**Required action**
What is needed here is an exact copy of all the entries below.

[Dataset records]
*** Begin section ***

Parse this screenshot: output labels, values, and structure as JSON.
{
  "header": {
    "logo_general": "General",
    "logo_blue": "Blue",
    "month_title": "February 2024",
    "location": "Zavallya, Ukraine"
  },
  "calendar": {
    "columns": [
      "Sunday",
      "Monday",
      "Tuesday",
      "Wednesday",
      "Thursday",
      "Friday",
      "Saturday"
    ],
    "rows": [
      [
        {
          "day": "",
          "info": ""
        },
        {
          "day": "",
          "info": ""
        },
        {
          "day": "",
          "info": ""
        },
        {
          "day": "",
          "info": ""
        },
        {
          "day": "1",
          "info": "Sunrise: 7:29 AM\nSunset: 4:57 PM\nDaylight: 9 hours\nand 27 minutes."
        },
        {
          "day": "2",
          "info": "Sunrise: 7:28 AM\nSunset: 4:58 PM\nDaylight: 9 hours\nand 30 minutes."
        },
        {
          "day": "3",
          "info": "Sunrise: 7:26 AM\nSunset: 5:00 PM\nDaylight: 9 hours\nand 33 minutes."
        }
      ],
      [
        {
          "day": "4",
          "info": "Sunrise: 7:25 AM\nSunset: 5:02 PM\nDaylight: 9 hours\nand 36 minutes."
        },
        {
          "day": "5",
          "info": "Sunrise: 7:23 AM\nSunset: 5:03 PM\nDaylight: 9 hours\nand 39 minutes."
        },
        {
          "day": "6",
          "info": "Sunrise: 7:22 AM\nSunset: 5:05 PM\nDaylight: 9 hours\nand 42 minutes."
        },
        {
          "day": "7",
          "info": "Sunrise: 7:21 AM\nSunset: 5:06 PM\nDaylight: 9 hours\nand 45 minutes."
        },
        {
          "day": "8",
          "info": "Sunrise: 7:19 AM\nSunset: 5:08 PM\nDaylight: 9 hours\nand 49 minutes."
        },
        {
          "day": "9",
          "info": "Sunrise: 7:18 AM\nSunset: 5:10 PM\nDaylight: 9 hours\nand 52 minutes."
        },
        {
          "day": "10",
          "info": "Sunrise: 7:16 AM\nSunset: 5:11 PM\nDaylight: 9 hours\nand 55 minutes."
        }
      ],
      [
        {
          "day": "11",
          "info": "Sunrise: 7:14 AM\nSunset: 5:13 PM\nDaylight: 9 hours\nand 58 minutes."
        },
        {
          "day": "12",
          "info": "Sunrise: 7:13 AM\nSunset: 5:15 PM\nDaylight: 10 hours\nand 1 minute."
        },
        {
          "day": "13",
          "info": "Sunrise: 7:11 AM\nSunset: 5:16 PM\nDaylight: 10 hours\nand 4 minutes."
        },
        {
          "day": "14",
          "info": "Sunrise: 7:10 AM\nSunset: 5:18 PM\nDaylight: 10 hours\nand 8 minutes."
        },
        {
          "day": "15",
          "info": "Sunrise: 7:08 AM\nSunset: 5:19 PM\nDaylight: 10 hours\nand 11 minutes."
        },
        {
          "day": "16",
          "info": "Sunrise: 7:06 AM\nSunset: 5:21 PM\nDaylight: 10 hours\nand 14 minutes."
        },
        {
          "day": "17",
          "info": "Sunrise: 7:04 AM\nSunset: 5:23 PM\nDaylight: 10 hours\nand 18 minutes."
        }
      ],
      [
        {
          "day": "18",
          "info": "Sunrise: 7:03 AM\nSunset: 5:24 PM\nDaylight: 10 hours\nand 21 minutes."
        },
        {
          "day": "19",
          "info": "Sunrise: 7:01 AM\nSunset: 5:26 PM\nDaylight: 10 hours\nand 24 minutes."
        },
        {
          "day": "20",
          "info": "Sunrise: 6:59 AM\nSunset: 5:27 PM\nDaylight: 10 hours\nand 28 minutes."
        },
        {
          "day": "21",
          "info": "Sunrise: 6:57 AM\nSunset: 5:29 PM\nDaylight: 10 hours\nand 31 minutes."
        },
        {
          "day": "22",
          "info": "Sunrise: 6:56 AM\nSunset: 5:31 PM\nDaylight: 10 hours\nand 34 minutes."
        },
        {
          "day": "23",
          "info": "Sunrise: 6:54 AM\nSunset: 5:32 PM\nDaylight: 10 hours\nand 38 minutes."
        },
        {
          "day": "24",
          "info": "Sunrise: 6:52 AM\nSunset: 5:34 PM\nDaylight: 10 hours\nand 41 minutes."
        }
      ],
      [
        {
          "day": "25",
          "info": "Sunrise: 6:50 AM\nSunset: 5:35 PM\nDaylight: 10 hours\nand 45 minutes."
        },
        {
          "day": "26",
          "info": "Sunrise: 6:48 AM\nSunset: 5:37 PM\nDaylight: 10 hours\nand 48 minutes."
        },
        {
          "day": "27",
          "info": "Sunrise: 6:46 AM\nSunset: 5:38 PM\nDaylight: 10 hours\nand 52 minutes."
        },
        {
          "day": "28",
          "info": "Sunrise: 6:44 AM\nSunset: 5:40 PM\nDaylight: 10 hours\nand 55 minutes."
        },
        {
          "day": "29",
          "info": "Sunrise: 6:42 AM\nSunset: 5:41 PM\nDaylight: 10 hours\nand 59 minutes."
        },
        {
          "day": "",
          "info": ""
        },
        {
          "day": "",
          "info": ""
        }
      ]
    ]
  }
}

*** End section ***

**Result**
Parse this screenshot: output labels, values, and structure as JSON.
{
  "header": {
    "logo_general": "General",
    "logo_blue": "Blue",
    "month_title": "February 2024",
    "location": "Zavallya, Ukraine"
  },
  "calendar": {
    "columns": [
      "Sunday",
      "Monday",
      "Tuesday",
      "Wednesday",
      "Thursday",
      "Friday",
      "Saturday"
    ],
    "rows": [
      [
        {
          "day": "",
          "info": ""
        },
        {
          "day": "",
          "info": ""
        },
        {
          "day": "",
          "info": ""
        },
        {
          "day": "",
          "info": ""
        },
        {
          "day": "1",
          "info": "Sunrise: 7:29 AM\nSunset: 4:57 PM\nDaylight: 9 hours\nand 27 minutes."
        },
        {
          "day": "2",
          "info": "Sunrise: 7:28 AM\nSunset: 4:58 PM\nDaylight: 9 hours\nand 30 minutes."
        },
        {
          "day": "3",
          "info": "Sunrise: 7:26 AM\nSunset: 5:00 PM\nDaylight: 9 hours\nand 33 minutes."
        }
      ],
      [
        {
          "day": "4",
          "info": "Sunrise: 7:25 AM\nSunset: 5:02 PM\nDaylight: 9 hours\nand 36 minutes."
        },
        {
          "day": "5",
          "info": "Sunrise: 7:23 AM\nSunset: 5:03 PM\nDaylight: 9 hours\nand 39 minutes."
        },
        {
          "day": "6",
          "info": "Sunrise: 7:22 AM\nSunset: 5:05 PM\nDaylight: 9 hours\nand 42 minutes."
        },
        {
          "day": "7",
          "info": "Sunrise: 7:21 AM\nSunset: 5:06 PM\nDaylight: 9 hours\nand 45 minutes."
        },
        {
          "day": "8",
          "info": "Sunrise: 7:19 AM\nSunset: 5:08 PM\nDaylight: 9 hours\nand 49 minutes."
        },
        {
          "day": "9",
          "info": "Sunrise: 7:18 AM\nSunset: 5:10 PM\nDaylight: 9 hours\nand 52 minutes."
        },
        {
          "day": "10",
          "info": "Sunrise: 7:16 AM\nSunset: 5:11 PM\nDaylight: 9 hours\nand 55 minutes."
        }
      ],
      [
        {
          "day": "11",
          "info": "Sunrise: 7:14 AM\nSunset: 5:13 PM\nDaylight: 9 hours\nand 58 minutes."
        },
        {
          "day": "12",
          "info": "Sunrise: 7:13 AM\nSunset: 5:15 PM\nDaylight: 10 hours\nand 1 minute."
        },
        {
          "day": "13",
          "info": "Sunrise: 7:11 AM\nSunset: 5:16 PM\nDaylight: 10 hours\nand 4 minutes."
        },
        {
          "day": "14",
          "info": "Sunrise: 7:10 AM\nSunset: 5:18 PM\nDaylight: 10 hours\nand 8 minutes."
        },
        {
          "day": "15",
          "info": "Sunrise: 7:08 AM\nSunset: 5:19 PM\nDaylight: 10 hours\nand 11 minutes."
        },
        {
          "day": "16",
          "info": "Sunrise: 7:06 AM\nSunset: 5:21 PM\nDaylight: 10 hours\nand 14 minutes."
        },
        {
          "day": "17",
          "info": "Sunrise: 7:04 AM\nSunset: 5:23 PM\nDaylight: 10 hours\nand 18 minutes."
        }
      ],
      [
        {
          "day": "18",
          "info": "Sunrise: 7:03 AM\nSunset: 5:24 PM\nDaylight: 10 hours\nand 21 minutes."
        },
        {
          "day": "19",
          "info": "Sunrise: 7:01 AM\nSunset: 5:26 PM\nDaylight: 10 hours\nand 24 minutes."
        },
        {
          "day": "20",
          "info": "Sunrise: 6:59 AM\nSunset: 5:27 PM\nDaylight: 10 hours\nand 28 minutes."
        },
        {
          "day": "21",
          "info": "Sunrise: 6:57 AM\nSunset: 5:29 PM\nDaylight: 10 hours\nand 31 minutes."
        },
        {
          "day": "22",
          "info": "Sunrise: 6:56 AM\nSunset: 5:31 PM\nDaylight: 10 hours\nand 34 minutes."
        },
        {
          "day": "23",
          "info": "Sunrise: 6:54 AM\nSunset: 5:32 PM\nDaylight: 10 hours\nand 38 minutes."
        },
        {
          "day": "24",
          "info": "Sunrise: 6:52 AM\nSunset: 5:34 PM\nDaylight: 10 hours\nand 41 minutes."
        }
      ],
      [
        {
          "day": "25",
          "info": "Sunrise: 6:50 AM\nSunset: 5:35 PM\nDaylight: 10 hours\nand 45 minutes."
        },
        {
          "day": "26",
          "info": "Sunrise: 6:48 AM\nSunset: 5:37 PM\nDaylight: 10 hours\nand 48 minutes."
        },
        {
          "day": "27",
          "info": "Sunrise: 6:46 AM\nSunset: 5:38 PM\nDaylight: 10 hours\nand 52 minutes."
        },
        {
          "day": "28",
          "info": "Sunrise: 6:44 AM\nSunset: 5:40 PM\nDaylight: 10 hours\nand 55 minutes."
        },
        {
          "day": "29",
          "info": "Sunrise: 6:42 AM\nSunset: 5:41 PM\nDaylight: 10 hours\nand 59 minutes."
        },
        {
          "day": "",
          "info": ""
        },
        {
          "day": "",
          "info": ""
        }
      ]
    ]
  }
}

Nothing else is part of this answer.